Visit the company or business in person. There's a saying among employers: “People don't hire resumes; people hire people.” Don't underestimate the value of personal relationships. Go to the company or business where you think you might want to work, bring your resume, and ask to speak to the Human Resources manager about job opportunities. If you make an excellent personal impression on the HR manager, you've done your job: s/he will have connected your face to a resume, and will have a much better idea of your natural intelligence, your persistence, and your likability. People don't always hire the person best suited for the job; people often hire the person they like the best.
4. Adjusting Your Mentality
1. Change your attitude.
There's a difference between making phone calls and going to interviews thinking “I'm looking for a job” versus “I'm here to do the work you need to have done”. When you're looking to get a job, you're expecting someone to give something to you, so you focus on impressing them. Yes, it's important to make a good impression, but it's even more important to demonstrate your desire and ability to help. Everything that you write and say should be preceded silently by the statement “This is how I can help your business succeed.”
2. Settle down.
If you've moved around a lot, be prepared to offer a good reason for it. Otherwise, you'll need to make a good case for why you want to stick around in the area where the job is located. A company doesn't want to hire someone with wanderlust who still wants to relocate.
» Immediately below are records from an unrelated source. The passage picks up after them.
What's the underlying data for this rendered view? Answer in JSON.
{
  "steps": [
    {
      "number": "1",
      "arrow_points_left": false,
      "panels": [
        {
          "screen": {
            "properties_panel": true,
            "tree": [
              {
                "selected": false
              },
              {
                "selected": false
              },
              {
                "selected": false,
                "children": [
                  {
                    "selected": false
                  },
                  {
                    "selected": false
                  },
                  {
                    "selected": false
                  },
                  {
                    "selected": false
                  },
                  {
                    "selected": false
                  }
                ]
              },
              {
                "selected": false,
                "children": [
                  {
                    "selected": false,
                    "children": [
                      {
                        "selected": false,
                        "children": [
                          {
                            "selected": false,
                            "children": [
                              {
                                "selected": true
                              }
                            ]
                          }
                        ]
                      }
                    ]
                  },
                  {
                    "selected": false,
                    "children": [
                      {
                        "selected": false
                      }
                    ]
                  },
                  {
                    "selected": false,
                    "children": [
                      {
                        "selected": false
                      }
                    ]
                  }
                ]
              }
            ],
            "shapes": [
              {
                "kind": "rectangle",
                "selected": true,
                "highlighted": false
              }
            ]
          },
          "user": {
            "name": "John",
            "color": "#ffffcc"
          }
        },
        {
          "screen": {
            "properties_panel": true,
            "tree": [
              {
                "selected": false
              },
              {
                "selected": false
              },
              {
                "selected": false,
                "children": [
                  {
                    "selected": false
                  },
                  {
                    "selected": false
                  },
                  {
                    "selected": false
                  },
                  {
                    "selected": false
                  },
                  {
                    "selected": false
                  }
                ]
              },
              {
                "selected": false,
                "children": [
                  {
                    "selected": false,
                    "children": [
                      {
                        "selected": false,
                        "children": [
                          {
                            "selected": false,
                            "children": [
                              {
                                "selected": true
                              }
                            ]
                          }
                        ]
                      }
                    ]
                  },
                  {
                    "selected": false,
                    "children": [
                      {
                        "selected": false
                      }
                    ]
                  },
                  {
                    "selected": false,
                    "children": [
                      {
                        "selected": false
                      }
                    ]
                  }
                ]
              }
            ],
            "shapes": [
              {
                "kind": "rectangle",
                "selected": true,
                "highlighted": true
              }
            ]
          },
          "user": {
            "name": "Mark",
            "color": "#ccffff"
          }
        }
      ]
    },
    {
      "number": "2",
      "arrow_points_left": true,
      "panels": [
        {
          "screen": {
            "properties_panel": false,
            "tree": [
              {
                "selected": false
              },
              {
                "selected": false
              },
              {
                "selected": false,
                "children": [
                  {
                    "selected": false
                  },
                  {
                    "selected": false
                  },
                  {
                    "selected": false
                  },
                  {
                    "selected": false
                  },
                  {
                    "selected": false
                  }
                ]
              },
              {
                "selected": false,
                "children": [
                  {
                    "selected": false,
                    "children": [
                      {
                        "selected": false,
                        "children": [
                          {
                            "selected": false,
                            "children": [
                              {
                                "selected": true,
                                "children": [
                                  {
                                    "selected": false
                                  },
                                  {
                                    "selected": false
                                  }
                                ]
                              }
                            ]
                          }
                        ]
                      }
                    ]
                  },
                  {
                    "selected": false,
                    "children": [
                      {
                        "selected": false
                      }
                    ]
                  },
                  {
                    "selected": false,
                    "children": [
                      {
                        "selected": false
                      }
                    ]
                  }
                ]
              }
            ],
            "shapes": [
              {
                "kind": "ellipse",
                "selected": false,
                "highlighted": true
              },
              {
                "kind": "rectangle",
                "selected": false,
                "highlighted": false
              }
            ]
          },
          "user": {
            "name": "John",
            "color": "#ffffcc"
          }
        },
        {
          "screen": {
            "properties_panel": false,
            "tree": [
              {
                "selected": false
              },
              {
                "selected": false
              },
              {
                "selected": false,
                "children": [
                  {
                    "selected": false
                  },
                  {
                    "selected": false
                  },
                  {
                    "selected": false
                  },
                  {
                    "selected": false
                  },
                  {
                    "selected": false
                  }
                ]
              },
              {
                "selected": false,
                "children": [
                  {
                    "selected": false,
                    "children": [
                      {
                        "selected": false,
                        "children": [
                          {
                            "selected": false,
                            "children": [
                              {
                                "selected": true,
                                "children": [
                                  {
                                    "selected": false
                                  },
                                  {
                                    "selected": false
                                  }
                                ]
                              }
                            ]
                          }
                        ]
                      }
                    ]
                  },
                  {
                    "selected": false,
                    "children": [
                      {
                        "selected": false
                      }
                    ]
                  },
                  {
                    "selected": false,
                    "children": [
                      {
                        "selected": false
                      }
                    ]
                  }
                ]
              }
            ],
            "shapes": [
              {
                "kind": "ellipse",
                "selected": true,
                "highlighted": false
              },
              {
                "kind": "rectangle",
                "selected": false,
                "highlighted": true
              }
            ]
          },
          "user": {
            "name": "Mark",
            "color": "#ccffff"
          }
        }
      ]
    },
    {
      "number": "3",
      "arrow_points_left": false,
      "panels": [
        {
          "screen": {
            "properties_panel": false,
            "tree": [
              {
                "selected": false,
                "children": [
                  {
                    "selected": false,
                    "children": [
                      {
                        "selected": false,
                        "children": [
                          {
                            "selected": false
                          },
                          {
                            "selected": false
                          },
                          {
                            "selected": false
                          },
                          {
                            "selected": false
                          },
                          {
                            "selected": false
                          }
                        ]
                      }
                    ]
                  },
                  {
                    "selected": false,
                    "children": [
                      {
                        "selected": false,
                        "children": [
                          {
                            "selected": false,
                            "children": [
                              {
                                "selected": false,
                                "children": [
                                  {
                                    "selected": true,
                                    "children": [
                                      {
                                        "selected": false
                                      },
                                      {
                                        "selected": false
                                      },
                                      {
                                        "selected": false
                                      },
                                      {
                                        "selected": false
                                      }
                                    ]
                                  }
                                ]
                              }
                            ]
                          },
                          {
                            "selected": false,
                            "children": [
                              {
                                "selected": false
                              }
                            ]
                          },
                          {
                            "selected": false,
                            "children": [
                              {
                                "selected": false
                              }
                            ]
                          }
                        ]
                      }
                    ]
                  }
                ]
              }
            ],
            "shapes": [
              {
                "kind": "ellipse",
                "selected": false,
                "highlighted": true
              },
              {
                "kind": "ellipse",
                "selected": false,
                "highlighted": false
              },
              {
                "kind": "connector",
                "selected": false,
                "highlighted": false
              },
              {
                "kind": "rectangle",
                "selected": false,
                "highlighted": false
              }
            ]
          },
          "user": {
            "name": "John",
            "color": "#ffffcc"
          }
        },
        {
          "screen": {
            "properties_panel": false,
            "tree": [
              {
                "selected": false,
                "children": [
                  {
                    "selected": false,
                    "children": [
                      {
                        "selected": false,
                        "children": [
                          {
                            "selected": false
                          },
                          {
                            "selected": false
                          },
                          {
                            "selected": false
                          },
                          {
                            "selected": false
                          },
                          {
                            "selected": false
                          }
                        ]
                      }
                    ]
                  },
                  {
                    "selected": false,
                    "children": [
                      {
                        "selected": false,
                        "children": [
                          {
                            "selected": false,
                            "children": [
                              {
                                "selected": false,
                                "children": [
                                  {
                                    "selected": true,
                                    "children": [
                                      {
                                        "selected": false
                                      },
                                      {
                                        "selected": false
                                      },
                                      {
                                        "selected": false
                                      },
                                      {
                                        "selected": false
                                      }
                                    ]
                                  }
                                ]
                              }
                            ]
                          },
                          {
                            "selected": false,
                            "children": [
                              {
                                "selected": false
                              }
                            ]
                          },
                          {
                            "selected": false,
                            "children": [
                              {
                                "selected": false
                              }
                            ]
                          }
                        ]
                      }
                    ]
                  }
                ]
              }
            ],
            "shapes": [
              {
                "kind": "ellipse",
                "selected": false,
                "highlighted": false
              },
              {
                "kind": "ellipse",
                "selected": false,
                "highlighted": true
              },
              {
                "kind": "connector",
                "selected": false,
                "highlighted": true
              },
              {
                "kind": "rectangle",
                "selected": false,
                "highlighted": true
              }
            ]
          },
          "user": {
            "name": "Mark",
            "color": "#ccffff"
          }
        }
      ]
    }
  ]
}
Be prepared to outline why you are where you are today, how long you intend to stay there, and why. Give specific reasons like, “This country has the best school systems in the entire continent, and I have a daughter who might find the cure for cancer” or “I was drawn to this area because it's at the cutting edge of innovation for this business and I want to be a part of that.” The more details, names, and specifics, the better.
3. Find jobs to apply for that fit your skill-set and interests, rather than trying to fit skills and yourself to the wrong kind of job for you.
If you don't have an idea of what jobs your skills and aptitude fit, prepare your mind to learn what you are more qualified to do. Instead of searching for job openings, and then trying to see how you can tweak the way you present their own skills and experiences to fit the job description, try something that fits you. Instead of the usual top-down approach, start from the bottom up. Build your base of skills and abilities, and narrow them to the jobs that work better for you.
Make a list of all of your skills, determine which kinds of businesses and industries need them most (ask around for advice if you need to) and find businesses that will benefit from having you and your skills around. You might find that you get more satisfaction and enjoyment out of a career that wasn't even on your radar to begin with.
Explore the nature of jobs to fit your personality and salary requirements, otherwise you'll have spent a significant amount of time to find a day job — but then you dread getting up for every morning. So be realistic about what you expect, but be open to what you find about yourself.
4. Sell the qualifications you have, and say you look forward to the honing your skills and getting trained, and growing into the rest.
Don't panic, and don't count yourself out, if you don't have 100% of the things in a job description. The job description may describe an idealized candidate, which may be a different set of qualifications than they really require.
Appear well mannered, sitting upright, yet relaxed, not frowning or grimacing, but being positive, proactive and leaning slightly forward, showing interest, and do all you may to make a good impression based on optimism and confidence.
Don't settle back in your chair or get too comfortable, but be alert, while not acting too nervous or desperate.